www.lakeshorelearning.com is an online teacher’s resource that offers plenty of creative products for the classroom.www.teachersprofessionalresource.com offers math-specific games.

3. PERSONALIZED STATIONARY
Teachers write notes daily to parents, other teachers or administrators, or simply for personal use. Personalize nice stationery with the teacher’s monogram and style. There are a slew of websites offering personalized stationery, which sell personalized business cards, note cards, notepads and address labels.

www.vistaprint.com and www.cardstore.com are two resources that offer personalized items.

4. BAGS & CONTAINERS
Teachers are constantly toting their stuff back and forth to school. The bag they already use every day is bound to get worn out. Monogram a bag or personalize a container to keep all their “stuff” on their desk. This could be as simple as a trip to the local craft store.

www.llbean.com is just one of many online websites that offers monogram bags.

5. NOTE OF APPRECIATION
Every teacher we interviewed says this is the absolute best present, especially if the parent mentions specific milestones their child has reached or favorite memories from the school year thus far. An added bonus would be to send a copy of the note to the principal. Who doesn’t like accolades from the boss?

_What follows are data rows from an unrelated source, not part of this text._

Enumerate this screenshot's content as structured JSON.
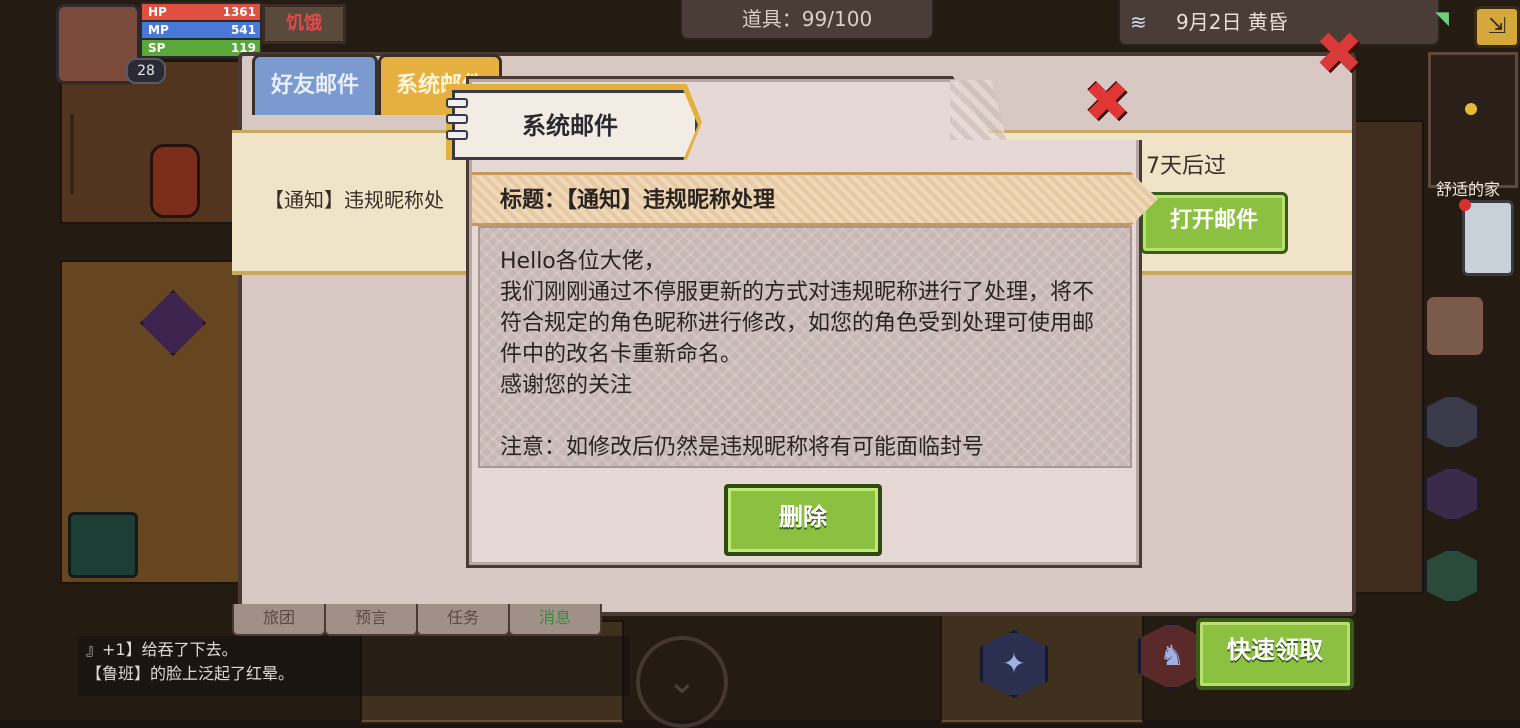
{
  "hud": {
    "level": "28",
    "hp_label": "HP",
    "hp_value": "1361",
    "mp_label": "MP",
    "mp_value": "541",
    "sp_label": "SP",
    "sp_value": "119",
    "status": "饥饿",
    "items": "道具：99/100",
    "date": "9月2日 黄昏",
    "location": "舒适的家"
  },
  "mail": {
    "tabs": [
      "好友邮件",
      "系统邮件"
    ],
    "row": {
      "title": "【通知】违规昵称处",
      "expiry": "7天后过",
      "open_button": "打开邮件"
    },
    "bottom_tabs": [
      "旅团",
      "预言",
      "任务",
      "消息"
    ]
  },
  "detail": {
    "header": "系统邮件",
    "subject": "标题：【通知】违规昵称处理",
    "body": "Hello各位大佬，\n我们刚刚通过不停服更新的方式对违规昵称进行了处理，将不符合规定的角色昵称进行修改，如您的角色受到处理可使用邮件中的改名卡重新命名。\n感谢您的关注\n\n注意：如修改后仍然是违规昵称将有可能面临封号",
    "delete_button": "删除"
  },
  "chat": {
    "line1": "』+1】给吞了下去。",
    "line2": "【鲁班】的脸上泛起了红晕。"
  },
  "quick_claim": "快速领取",
  "colors": {
    "hp": "#e05040",
    "mp": "#4a78d8",
    "sp": "#5aa83a",
    "green_button": "#8cc040",
    "close_red": "#e03636"
  },
  "icons": [
    "close-icon",
    "weather-icon",
    "wifi-icon",
    "exit-icon",
    "notification-dot"
  ]
}
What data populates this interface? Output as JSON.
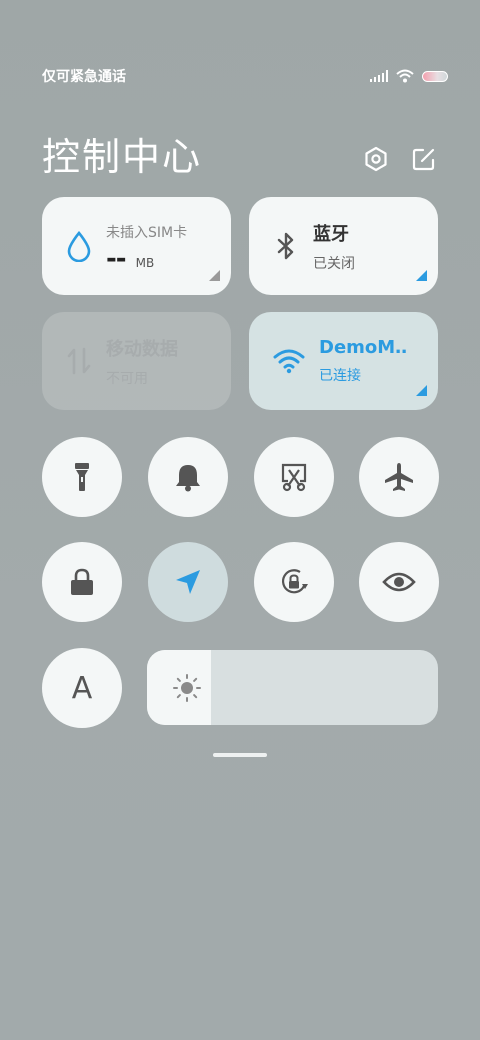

Top 5 worst holiday gifts for teachers

1. Coffee Mugs Every teacher has at least a dozen. They don’t need any more.

2. Baked Goods Teachers don’t want to imagine your child licking the spoon of the chocolate chip cookie batter.

3. Jewelry or Clothing Everyone has personal taste, and children will be disappointed if their teacher never shows up to school wearing the present.

4. Anything Apple This cliché is way overdone. Same goes for anything that says “best teacher.”

5. Candles, ornaments, knick-knacks, crafts, perfumes or cologne and picture frames Teachers can only have so many of these items.

**These top five lists are based on the information supplied by the sources in this article and the research complied by Kristy MacKaben.